One thing I used to do when I lived a more regulated life was to try to see something unusual and noteworthy each day on my trips back and forth to work. I thought of this on the walk into town and found my noteworthy items in a graveyard. Several graves were in the form of the most beautiful sculptures. One sandstone carving depicted a mother lovingly embracing her boy child - echoes of Madonna and Christ - over the grave of a boy who had died as a teenager.

I picked up some sticky black tape to make a temporary fix to the hatch drip and filled a small cart at the New World, being careful to buy only as much as I wanted to carry back down the hill. The humidity was high and it was sunny and about 28 degrees as I sweated my way back to the dinghy. The waterfront was now full of swimmers and picnicking Maori families. A big fellow swimming off where I had hauled up the dinghy offered to help me put her back in the water, and despite a shoreline of sharp rocks climbed out of the water and lifted in one end of the boat. The kindness of strangers can make life so much easier - it had been a real struggle to get the boat out onto the ledge and the tide had gone out since then.

It rained heavily last night, and the new sticky tape was given a good test. With any luck the hatch will remain water tight until I replace or re-seal it. Today I plan to visit Limestone Island. I will bring a camera and post something on this later.

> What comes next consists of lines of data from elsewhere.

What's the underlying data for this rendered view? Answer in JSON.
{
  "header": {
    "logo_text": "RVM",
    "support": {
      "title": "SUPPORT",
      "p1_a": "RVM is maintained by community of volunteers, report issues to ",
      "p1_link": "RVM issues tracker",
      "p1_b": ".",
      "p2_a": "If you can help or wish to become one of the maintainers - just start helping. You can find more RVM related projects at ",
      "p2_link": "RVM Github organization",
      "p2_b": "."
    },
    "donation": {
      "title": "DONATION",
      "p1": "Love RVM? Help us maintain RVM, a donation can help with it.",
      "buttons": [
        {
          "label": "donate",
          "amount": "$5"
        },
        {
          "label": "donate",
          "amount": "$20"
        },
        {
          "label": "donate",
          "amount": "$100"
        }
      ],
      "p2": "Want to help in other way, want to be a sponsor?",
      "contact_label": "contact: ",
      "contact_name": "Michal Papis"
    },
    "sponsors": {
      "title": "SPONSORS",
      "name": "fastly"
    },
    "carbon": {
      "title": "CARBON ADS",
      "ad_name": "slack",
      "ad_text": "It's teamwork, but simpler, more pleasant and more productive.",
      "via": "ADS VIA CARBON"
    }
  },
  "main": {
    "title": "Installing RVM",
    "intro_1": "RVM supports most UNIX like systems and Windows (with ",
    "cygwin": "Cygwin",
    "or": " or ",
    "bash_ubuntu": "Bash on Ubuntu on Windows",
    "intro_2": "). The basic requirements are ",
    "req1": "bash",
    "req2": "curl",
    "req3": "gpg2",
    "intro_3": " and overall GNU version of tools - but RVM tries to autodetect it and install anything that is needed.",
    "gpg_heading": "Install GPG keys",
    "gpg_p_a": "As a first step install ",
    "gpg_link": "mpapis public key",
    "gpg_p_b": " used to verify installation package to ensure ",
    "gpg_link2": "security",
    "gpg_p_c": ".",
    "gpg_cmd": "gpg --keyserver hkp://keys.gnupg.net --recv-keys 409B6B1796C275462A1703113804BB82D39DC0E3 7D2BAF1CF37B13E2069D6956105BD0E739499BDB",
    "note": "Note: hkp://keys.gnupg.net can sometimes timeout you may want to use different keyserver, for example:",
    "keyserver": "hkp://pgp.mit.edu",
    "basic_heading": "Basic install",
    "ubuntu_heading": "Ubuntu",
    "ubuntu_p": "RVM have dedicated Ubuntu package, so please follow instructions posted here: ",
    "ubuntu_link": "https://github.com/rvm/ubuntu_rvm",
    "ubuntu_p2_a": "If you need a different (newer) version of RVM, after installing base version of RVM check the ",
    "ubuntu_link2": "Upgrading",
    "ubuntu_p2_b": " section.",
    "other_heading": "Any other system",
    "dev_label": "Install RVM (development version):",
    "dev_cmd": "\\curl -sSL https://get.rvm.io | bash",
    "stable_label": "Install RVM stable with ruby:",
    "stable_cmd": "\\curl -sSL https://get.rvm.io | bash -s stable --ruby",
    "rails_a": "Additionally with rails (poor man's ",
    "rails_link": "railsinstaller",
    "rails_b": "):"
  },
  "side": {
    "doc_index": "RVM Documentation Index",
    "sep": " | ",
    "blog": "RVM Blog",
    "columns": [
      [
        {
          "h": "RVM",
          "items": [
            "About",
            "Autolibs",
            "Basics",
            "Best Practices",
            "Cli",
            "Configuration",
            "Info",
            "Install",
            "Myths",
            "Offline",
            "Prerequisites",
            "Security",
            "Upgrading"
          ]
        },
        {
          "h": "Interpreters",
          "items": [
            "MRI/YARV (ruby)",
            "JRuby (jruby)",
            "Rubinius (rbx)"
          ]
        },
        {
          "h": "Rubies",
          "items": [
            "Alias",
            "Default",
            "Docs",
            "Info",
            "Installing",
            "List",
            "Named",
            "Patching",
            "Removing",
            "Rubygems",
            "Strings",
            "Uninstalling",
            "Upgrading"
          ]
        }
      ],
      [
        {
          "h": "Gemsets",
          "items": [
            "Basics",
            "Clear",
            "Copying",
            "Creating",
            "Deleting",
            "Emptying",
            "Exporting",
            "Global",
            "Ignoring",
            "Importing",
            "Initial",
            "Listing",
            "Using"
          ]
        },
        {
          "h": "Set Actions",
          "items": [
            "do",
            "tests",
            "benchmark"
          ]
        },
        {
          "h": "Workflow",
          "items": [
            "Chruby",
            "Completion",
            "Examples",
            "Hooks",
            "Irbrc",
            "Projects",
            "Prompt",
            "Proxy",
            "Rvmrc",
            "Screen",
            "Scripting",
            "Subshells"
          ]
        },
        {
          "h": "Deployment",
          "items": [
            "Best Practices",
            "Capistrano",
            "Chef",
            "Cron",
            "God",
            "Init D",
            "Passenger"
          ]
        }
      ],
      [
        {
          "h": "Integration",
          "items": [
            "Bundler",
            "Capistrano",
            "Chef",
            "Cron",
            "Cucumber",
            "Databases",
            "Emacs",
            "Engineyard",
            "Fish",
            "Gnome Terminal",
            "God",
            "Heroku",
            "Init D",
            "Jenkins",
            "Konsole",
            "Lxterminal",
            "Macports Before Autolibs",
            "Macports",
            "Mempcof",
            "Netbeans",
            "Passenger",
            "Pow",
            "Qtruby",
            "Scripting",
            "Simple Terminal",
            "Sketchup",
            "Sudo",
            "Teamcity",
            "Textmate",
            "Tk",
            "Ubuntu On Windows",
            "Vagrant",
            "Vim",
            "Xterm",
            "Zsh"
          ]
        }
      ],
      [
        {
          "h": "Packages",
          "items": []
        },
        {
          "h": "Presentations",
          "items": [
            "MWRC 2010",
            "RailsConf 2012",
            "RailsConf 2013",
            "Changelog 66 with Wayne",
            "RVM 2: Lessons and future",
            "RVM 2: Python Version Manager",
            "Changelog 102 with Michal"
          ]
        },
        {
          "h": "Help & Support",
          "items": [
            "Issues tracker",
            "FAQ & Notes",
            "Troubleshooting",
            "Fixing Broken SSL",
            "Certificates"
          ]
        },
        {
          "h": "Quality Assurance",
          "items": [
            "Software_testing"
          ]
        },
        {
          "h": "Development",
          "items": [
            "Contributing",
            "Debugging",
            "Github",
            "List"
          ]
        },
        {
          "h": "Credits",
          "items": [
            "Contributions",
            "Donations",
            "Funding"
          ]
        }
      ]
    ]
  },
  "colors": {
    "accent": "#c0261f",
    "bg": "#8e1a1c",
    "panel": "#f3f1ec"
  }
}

1 comment:

Anonymous said...

Chris, day before my real work starts, and all I can advise is keep up the natural paced sporting events. Removed aires wind vane off stern for some tlc. Your favourite anchor is "in the to do box" stiffer than ever. Keep well, I enjoy your bkog. Bruce